Give the count of lines in the entries below that contain the string "true", and only that count.
----------------
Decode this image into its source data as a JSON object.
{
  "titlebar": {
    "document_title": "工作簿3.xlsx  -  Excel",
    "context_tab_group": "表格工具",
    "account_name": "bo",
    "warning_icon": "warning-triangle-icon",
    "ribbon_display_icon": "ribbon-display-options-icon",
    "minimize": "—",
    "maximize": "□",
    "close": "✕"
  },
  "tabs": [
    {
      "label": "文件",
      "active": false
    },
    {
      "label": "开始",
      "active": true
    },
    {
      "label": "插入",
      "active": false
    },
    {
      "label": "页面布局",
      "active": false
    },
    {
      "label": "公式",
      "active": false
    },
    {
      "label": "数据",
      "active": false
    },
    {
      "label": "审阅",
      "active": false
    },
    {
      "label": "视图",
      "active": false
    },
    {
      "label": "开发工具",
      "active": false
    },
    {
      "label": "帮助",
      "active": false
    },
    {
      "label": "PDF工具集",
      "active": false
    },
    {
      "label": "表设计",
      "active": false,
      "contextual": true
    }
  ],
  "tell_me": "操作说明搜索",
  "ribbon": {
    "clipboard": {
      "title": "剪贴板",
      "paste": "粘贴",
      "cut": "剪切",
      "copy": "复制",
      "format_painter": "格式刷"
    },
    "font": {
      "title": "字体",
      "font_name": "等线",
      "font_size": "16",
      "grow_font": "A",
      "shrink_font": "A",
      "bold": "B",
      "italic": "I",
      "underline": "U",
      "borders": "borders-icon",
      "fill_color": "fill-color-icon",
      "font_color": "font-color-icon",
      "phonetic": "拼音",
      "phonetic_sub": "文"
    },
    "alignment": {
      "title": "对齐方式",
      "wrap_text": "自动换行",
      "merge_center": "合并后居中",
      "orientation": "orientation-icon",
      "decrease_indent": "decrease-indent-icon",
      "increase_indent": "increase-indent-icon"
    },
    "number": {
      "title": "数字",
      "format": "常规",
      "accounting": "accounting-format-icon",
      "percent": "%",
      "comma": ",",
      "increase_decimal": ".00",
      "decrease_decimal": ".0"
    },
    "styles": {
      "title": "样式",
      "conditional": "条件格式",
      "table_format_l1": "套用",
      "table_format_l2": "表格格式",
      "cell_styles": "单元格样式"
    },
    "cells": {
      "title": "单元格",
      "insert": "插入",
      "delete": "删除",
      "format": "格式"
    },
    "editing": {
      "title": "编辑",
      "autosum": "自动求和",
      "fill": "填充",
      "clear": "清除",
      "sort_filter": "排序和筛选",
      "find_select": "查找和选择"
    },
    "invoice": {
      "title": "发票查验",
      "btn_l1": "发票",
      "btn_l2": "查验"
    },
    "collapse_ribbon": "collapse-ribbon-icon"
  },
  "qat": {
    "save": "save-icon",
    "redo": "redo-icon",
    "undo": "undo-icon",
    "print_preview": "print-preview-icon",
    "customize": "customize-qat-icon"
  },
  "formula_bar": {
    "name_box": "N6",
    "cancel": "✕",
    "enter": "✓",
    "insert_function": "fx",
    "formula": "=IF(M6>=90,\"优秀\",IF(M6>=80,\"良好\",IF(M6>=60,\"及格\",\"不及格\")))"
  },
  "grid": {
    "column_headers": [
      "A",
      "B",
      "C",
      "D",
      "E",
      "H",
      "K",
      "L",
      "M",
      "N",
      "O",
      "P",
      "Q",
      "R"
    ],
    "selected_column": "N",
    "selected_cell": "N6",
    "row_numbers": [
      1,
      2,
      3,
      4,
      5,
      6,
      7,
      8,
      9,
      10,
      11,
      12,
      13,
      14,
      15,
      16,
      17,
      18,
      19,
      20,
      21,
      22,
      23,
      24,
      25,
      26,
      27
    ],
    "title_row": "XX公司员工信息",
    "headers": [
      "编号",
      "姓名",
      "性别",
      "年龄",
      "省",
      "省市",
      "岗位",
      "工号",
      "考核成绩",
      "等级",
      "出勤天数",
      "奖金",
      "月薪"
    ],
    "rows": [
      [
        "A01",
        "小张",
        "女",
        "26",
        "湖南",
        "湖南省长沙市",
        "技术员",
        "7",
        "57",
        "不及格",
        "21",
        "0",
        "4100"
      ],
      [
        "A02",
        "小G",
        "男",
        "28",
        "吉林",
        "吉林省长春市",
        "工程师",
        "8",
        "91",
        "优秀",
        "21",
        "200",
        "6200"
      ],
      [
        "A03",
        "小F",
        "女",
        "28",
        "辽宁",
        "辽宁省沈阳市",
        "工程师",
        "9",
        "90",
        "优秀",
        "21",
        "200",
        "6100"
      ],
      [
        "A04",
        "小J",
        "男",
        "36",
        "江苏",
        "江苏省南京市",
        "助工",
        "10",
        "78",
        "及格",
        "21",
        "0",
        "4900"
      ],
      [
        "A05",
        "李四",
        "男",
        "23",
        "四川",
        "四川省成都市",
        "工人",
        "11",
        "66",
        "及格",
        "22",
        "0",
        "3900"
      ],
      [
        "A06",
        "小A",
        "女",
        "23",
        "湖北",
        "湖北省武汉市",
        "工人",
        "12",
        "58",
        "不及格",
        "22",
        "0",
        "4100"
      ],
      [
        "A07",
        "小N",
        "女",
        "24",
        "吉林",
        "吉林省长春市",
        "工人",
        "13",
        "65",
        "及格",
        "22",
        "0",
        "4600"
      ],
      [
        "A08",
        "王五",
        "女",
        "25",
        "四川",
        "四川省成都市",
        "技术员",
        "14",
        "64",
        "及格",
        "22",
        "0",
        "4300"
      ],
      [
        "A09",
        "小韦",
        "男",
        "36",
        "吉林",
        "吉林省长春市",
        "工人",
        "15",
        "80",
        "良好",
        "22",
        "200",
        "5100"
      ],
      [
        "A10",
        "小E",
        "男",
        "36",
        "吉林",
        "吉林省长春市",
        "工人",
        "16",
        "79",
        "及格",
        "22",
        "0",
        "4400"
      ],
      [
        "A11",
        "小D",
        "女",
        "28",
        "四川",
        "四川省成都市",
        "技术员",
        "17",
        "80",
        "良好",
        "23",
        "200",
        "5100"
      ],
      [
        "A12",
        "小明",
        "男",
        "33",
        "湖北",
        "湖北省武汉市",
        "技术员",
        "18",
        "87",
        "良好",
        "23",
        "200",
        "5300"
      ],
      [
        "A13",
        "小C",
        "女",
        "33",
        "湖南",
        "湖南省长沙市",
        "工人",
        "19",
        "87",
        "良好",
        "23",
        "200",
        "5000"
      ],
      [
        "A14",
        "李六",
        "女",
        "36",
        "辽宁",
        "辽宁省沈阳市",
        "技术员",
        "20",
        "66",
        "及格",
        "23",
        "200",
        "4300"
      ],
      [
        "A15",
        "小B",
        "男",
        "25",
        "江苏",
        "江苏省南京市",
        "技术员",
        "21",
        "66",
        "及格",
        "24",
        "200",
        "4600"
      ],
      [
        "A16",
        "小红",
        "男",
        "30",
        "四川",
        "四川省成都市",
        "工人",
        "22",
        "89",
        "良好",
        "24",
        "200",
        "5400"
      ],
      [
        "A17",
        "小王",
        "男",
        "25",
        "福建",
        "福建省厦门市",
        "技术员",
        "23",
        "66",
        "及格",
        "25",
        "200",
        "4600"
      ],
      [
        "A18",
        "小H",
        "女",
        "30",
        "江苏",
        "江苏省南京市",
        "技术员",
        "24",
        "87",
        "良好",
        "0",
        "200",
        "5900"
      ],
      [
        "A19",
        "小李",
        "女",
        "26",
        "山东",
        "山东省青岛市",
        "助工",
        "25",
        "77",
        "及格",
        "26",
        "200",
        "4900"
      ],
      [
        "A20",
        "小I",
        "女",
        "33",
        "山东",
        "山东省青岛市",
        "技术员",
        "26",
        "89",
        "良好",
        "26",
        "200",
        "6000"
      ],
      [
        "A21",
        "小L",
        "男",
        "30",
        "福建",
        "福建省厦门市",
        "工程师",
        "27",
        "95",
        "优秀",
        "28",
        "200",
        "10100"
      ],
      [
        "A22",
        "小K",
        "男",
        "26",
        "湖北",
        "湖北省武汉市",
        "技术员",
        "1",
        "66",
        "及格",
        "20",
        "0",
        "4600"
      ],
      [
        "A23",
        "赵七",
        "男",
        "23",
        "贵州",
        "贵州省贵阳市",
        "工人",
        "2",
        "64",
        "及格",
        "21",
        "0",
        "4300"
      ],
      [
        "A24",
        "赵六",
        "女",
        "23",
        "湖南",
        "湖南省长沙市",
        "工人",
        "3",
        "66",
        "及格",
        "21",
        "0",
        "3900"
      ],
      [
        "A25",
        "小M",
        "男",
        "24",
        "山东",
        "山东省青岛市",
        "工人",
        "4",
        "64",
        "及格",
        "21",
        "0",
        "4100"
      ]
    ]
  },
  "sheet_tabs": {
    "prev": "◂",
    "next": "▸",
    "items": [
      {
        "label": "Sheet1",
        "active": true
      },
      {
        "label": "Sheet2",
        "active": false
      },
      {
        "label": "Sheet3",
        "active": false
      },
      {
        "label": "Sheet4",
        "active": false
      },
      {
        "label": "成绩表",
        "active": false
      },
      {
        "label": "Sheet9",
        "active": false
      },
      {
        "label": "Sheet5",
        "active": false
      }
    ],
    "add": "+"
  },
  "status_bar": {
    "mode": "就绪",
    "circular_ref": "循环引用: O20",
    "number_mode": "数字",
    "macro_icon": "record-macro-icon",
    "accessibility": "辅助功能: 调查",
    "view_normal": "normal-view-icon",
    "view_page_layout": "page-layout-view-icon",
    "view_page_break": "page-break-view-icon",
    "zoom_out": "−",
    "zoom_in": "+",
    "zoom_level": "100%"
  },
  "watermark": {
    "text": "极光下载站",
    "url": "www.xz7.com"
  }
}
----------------
◆ **WRITTEN SOLUTION**
3